**Action item:**
Look through the entries that follow and return each line that has the string "direction".

**Web page and app entries:**

——————

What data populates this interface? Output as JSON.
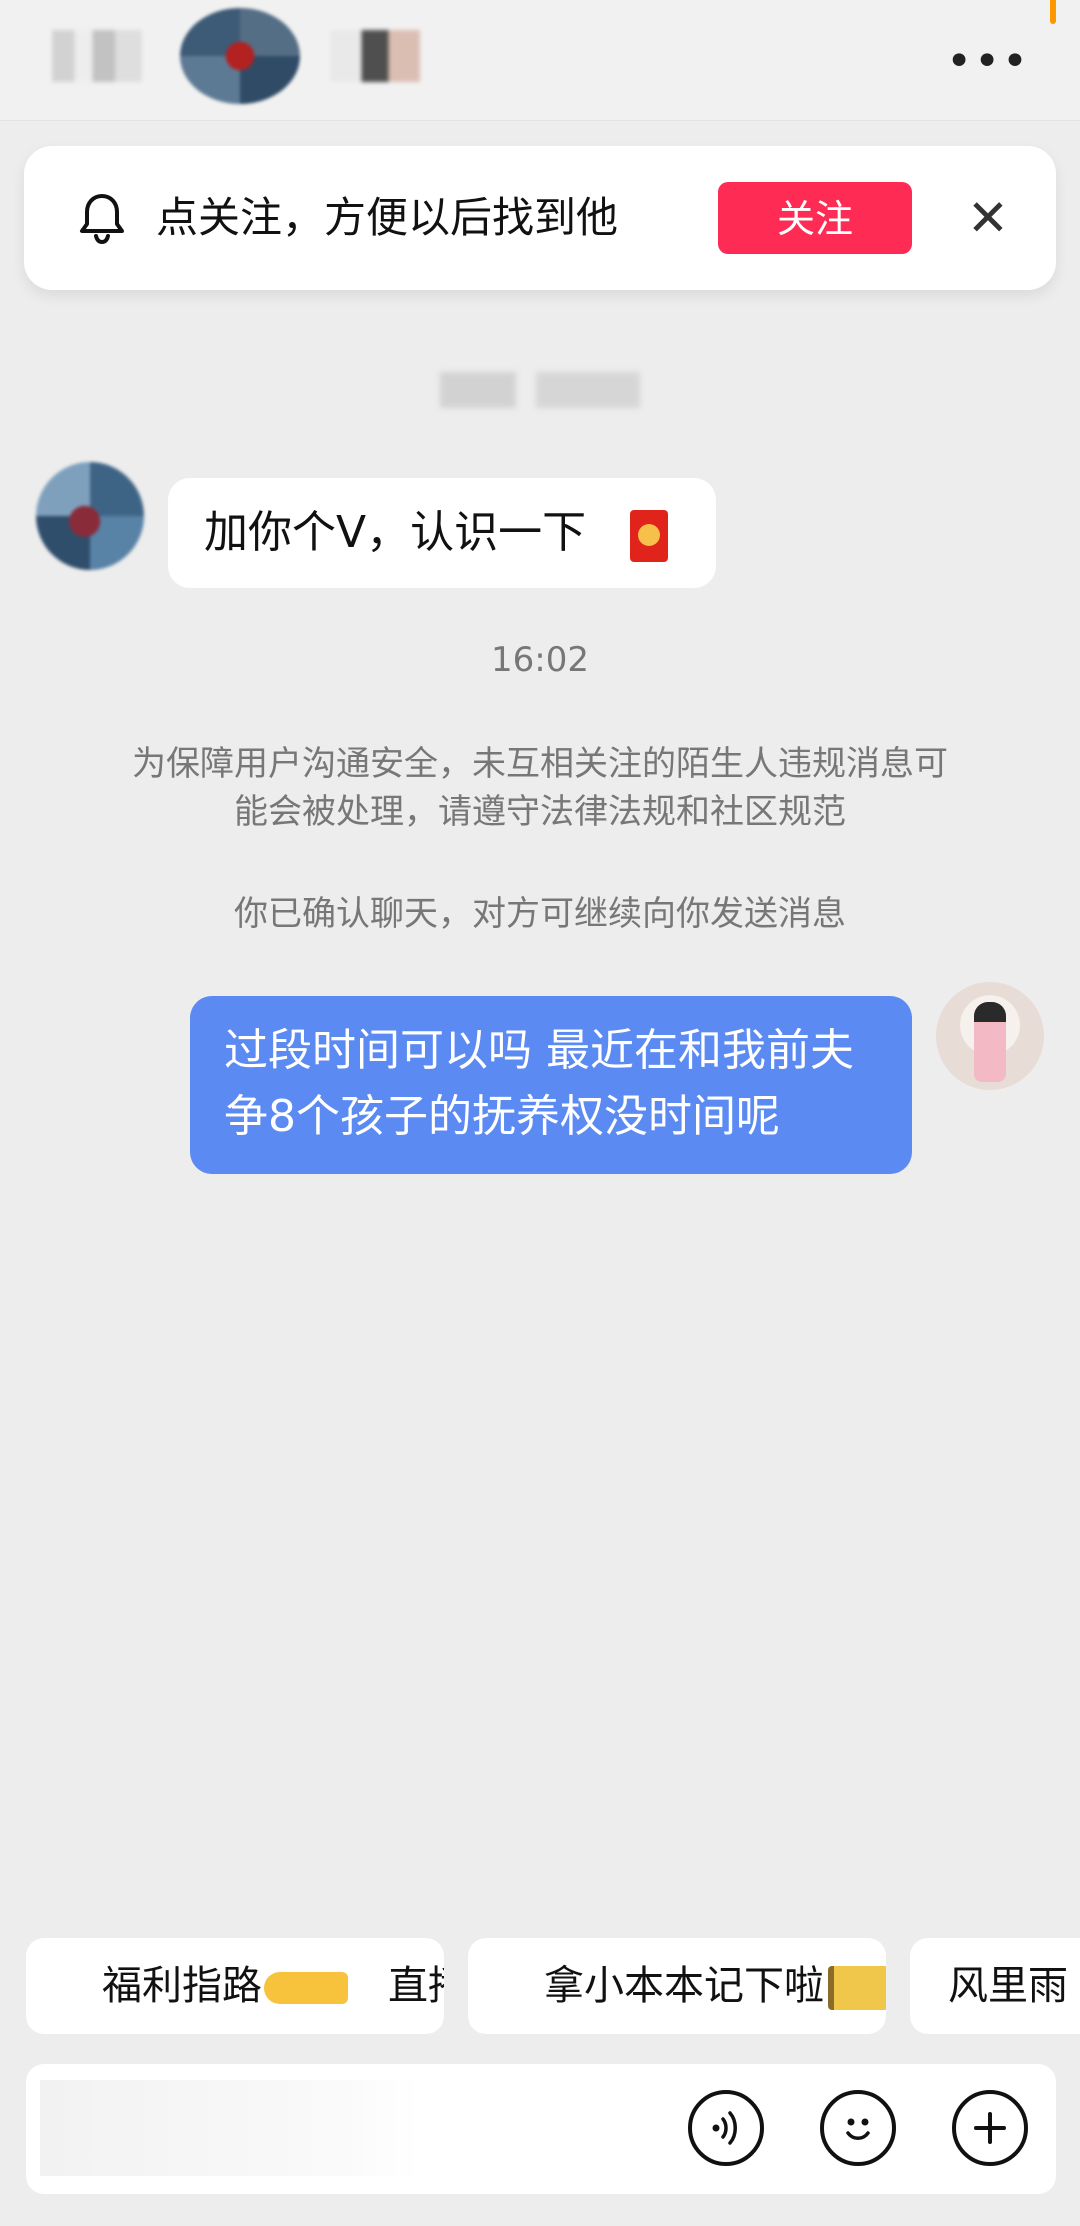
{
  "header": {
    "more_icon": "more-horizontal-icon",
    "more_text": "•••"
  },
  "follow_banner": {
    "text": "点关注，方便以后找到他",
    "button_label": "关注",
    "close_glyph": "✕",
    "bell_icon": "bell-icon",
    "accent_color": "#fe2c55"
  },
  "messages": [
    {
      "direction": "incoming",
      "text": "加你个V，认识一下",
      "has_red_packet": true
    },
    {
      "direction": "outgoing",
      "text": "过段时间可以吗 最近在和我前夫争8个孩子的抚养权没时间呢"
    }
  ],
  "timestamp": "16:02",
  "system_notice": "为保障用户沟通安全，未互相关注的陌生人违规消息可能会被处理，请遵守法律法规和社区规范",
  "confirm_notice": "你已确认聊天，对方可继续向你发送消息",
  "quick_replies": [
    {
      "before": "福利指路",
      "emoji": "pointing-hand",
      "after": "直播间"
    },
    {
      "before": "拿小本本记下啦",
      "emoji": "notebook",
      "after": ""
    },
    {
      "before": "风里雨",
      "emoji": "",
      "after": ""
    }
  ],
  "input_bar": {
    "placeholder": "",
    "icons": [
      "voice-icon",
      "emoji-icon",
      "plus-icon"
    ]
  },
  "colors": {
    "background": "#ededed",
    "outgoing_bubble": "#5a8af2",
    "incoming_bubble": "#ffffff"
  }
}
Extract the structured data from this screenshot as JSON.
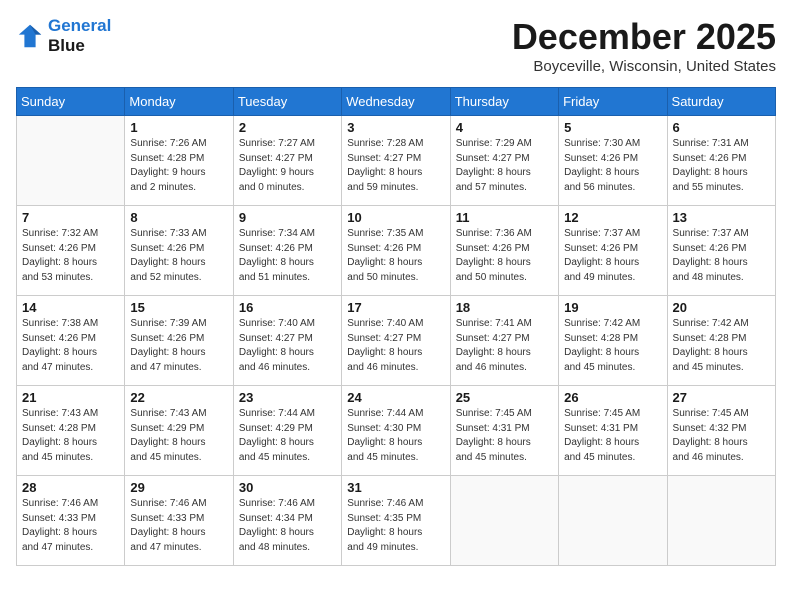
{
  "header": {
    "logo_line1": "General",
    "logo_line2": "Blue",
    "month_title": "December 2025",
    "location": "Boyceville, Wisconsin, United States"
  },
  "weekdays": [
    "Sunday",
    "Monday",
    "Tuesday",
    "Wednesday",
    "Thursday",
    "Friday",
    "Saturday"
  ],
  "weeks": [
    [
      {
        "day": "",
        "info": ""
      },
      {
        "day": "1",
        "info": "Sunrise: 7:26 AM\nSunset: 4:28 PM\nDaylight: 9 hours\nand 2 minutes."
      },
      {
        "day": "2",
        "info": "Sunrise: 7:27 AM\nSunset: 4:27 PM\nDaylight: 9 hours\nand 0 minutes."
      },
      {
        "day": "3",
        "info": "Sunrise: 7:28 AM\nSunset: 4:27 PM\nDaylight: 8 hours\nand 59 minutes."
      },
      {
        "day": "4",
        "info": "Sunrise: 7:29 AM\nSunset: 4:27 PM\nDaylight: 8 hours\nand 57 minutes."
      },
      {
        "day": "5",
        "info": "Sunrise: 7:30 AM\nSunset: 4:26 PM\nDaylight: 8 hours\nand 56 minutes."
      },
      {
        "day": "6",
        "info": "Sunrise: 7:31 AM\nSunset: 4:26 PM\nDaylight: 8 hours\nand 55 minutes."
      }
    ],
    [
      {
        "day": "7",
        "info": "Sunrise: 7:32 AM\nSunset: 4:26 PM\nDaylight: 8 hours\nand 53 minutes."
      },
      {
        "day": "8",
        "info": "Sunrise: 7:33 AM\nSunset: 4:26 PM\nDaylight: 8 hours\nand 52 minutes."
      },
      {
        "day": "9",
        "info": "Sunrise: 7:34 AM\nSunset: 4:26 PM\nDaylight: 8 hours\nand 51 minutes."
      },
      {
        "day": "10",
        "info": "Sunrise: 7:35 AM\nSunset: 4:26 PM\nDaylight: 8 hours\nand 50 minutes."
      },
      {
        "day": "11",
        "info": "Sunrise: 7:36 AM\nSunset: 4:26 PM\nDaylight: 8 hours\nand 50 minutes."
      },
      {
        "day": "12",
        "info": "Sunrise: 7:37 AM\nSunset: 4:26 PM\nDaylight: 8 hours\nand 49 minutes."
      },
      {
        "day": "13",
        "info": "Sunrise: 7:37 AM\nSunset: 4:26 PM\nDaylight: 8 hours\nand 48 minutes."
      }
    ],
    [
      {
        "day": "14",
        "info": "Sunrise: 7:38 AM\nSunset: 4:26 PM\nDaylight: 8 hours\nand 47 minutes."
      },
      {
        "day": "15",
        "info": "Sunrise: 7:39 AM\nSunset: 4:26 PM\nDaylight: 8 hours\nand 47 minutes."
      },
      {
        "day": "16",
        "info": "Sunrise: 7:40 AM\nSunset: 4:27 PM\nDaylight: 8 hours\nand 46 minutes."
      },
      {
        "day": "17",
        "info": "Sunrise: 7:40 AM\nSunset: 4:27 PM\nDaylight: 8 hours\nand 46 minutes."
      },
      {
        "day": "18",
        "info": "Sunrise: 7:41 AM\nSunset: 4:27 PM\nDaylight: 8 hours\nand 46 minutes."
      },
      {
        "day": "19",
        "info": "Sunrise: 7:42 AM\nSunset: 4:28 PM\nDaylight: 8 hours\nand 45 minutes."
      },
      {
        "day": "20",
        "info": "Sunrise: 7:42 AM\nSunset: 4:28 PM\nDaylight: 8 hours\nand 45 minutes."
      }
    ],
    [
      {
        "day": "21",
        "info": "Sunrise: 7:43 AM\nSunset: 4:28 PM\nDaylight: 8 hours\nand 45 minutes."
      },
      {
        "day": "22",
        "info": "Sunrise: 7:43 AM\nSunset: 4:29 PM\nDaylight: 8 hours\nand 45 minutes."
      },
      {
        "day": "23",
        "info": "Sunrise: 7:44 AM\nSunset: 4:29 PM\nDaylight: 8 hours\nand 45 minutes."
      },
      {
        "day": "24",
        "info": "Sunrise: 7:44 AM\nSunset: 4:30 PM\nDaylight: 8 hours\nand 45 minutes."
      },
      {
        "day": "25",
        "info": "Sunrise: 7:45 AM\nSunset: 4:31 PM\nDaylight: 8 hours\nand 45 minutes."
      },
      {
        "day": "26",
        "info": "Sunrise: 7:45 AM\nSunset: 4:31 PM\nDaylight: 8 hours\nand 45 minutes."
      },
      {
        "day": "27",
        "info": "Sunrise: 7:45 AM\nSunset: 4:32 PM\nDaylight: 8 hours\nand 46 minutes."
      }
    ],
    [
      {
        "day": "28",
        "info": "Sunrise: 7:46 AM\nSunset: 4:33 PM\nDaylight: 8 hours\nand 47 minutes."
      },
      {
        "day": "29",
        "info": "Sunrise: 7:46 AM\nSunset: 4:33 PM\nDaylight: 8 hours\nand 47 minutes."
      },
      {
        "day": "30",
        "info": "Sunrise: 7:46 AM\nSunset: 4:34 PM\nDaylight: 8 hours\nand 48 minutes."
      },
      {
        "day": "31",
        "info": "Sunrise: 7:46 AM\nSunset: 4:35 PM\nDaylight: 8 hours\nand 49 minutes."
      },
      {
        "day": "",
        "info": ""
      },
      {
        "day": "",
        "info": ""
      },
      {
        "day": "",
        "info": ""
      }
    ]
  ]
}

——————

**Output for this task:**
      "direction": "incoming",
      "direction": "outgoing",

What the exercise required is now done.